* Task details
What is needed is every line of the data that includes the word "Saint". Please copy each one.

Excerpts from an interface dataset
#####

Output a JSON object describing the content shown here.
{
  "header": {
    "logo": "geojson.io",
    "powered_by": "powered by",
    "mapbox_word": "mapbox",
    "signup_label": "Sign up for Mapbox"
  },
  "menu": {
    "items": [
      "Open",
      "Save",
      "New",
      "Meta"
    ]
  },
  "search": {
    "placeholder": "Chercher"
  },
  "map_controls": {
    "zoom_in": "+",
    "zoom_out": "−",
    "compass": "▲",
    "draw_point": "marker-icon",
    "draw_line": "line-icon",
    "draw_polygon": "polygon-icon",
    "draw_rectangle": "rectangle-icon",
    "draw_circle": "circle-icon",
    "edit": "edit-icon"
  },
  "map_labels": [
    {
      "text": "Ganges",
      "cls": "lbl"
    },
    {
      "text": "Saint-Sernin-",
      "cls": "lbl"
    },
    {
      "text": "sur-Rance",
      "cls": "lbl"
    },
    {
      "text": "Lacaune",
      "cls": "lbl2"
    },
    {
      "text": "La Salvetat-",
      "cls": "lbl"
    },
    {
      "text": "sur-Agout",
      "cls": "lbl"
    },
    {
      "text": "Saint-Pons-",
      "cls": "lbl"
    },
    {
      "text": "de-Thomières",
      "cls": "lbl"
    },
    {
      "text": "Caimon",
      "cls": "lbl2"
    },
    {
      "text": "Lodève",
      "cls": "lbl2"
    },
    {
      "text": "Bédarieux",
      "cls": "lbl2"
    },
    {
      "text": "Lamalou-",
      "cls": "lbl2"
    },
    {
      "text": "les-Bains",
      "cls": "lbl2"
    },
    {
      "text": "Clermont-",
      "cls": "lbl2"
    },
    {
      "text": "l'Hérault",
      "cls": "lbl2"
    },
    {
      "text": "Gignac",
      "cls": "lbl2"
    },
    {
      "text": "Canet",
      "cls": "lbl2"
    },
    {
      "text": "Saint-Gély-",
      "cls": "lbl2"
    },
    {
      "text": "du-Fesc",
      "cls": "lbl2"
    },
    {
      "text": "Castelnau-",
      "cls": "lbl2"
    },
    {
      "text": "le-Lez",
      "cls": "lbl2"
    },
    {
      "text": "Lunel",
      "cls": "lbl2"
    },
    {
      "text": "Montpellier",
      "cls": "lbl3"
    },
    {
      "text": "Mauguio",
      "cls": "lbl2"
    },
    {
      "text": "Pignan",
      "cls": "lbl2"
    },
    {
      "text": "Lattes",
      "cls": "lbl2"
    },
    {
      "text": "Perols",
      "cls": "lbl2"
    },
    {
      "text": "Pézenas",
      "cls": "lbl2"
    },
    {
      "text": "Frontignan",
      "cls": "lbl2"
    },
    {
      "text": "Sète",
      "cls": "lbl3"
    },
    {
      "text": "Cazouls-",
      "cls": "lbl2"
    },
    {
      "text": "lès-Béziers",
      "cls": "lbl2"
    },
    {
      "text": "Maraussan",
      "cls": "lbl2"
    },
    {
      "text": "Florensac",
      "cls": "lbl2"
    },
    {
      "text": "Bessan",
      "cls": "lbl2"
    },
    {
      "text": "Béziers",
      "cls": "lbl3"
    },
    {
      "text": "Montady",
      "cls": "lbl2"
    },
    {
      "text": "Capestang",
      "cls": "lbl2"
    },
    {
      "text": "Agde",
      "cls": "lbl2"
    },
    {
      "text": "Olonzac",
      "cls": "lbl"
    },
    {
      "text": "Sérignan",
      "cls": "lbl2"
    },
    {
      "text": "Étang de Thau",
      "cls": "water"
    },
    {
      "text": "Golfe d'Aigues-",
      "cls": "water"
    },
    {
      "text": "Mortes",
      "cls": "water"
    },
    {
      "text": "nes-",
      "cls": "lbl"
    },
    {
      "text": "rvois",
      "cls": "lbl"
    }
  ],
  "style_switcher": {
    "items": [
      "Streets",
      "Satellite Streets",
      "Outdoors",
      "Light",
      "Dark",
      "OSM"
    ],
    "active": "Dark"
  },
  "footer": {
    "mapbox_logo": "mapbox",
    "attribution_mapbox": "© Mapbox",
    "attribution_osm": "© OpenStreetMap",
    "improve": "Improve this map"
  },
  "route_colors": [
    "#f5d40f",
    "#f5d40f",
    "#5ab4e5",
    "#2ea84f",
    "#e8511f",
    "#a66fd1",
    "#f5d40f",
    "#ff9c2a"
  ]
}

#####

* Exercise output
      "text": "Saint-Sernin-",
      "text": "Saint-Pons-",
      "text": "Saint-Gély-",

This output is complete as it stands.